# Task to complete
For each entry below, output it exactly as it stands.

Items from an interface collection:
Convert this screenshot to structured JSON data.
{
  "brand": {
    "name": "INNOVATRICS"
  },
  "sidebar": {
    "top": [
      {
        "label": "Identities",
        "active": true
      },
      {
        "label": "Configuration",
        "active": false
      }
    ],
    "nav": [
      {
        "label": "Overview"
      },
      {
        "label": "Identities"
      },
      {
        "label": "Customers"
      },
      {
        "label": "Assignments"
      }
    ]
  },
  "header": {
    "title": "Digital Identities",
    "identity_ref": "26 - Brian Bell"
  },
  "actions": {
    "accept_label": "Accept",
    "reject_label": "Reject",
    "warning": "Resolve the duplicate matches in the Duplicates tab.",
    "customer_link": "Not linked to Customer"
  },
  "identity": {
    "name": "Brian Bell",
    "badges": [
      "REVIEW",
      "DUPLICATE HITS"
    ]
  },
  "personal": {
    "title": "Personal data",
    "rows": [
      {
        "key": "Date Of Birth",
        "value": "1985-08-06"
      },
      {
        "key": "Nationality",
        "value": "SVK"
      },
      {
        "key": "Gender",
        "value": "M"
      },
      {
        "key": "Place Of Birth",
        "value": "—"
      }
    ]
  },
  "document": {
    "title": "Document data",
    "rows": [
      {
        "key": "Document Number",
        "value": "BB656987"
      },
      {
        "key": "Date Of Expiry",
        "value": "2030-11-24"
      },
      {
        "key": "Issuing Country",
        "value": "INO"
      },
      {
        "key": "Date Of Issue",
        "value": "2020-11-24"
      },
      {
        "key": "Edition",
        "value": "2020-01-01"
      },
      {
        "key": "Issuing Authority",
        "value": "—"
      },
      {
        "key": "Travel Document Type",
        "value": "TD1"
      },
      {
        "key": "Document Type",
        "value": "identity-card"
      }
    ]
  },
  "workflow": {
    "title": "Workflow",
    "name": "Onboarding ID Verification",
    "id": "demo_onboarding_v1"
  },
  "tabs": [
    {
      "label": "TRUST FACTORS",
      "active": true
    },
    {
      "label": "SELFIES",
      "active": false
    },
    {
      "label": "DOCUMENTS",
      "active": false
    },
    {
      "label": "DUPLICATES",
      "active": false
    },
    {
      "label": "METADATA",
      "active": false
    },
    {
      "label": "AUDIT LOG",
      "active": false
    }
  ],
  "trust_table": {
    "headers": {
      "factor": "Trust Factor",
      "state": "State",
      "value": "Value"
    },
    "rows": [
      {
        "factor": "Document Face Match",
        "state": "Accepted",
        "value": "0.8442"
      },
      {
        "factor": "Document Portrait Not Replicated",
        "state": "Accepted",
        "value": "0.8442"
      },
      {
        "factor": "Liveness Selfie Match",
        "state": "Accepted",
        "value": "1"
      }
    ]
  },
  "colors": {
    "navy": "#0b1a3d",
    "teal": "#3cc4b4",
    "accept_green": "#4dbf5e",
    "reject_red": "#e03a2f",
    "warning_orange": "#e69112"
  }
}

# Response below
Convert this screenshot to structured JSON data.
{
  "brand": {
    "name": "INNOVATRICS"
  },
  "sidebar": {
    "top": [
      {
        "label": "Identities",
        "active": true
      },
      {
        "label": "Configuration",
        "active": false
      }
    ],
    "nav": [
      {
        "label": "Overview"
      },
      {
        "label": "Identities"
      },
      {
        "label": "Customers"
      },
      {
        "label": "Assignments"
      }
    ]
  },
  "header": {
    "title": "Digital Identities",
    "identity_ref": "26 - Brian Bell"
  },
  "actions": {
    "accept_label": "Accept",
    "reject_label": "Reject",
    "warning": "Resolve the duplicate matches in the Duplicates tab.",
    "customer_link": "Not linked to Customer"
  },
  "identity": {
    "name": "Brian Bell",
    "badges": [
      "REVIEW",
      "DUPLICATE HITS"
    ]
  },
  "personal": {
    "title": "Personal data",
    "rows": [
      {
        "key": "Date Of Birth",
        "value": "1985-08-06"
      },
      {
        "key": "Nationality",
        "value": "SVK"
      },
      {
        "key": "Gender",
        "value": "M"
      },
      {
        "key": "Place Of Birth",
        "value": "—"
      }
    ]
  },
  "document": {
    "title": "Document data",
    "rows": [
      {
        "key": "Document Number",
        "value": "BB656987"
      },
      {
        "key": "Date Of Expiry",
        "value": "2030-11-24"
      },
      {
        "key": "Issuing Country",
        "value": "INO"
      },
      {
        "key": "Date Of Issue",
        "value": "2020-11-24"
      },
      {
        "key": "Edition",
        "value": "2020-01-01"
      },
      {
        "key": "Issuing Authority",
        "value": "—"
      },
      {
        "key": "Travel Document Type",
        "value": "TD1"
      },
      {
        "key": "Document Type",
        "value": "identity-card"
      }
    ]
  },
  "workflow": {
    "title": "Workflow",
    "name": "Onboarding ID Verification",
    "id": "demo_onboarding_v1"
  },
  "tabs": [
    {
      "label": "TRUST FACTORS",
      "active": true
    },
    {
      "label": "SELFIES",
      "active": false
    },
    {
      "label": "DOCUMENTS",
      "active": false
    },
    {
      "label": "DUPLICATES",
      "active": false
    },
    {
      "label": "METADATA",
      "active": false
    },
    {
      "label": "AUDIT LOG",
      "active": false
    }
  ],
  "trust_table": {
    "headers": {
      "factor": "Trust Factor",
      "state": "State",
      "value": "Value"
    },
    "rows": [
      {
        "factor": "Document Face Match",
        "state": "Accepted",
        "value": "0.8442"
      },
      {
        "factor": "Document Portrait Not Replicated",
        "state": "Accepted",
        "value": "0.8442"
      },
      {
        "factor": "Liveness Selfie Match",
        "state": "Accepted",
        "value": "1"
      }
    ]
  },
  "colors": {
    "navy": "#0b1a3d",
    "teal": "#3cc4b4",
    "accept_green": "#4dbf5e",
    "reject_red": "#e03a2f",
    "warning_orange": "#e69112"
  }
}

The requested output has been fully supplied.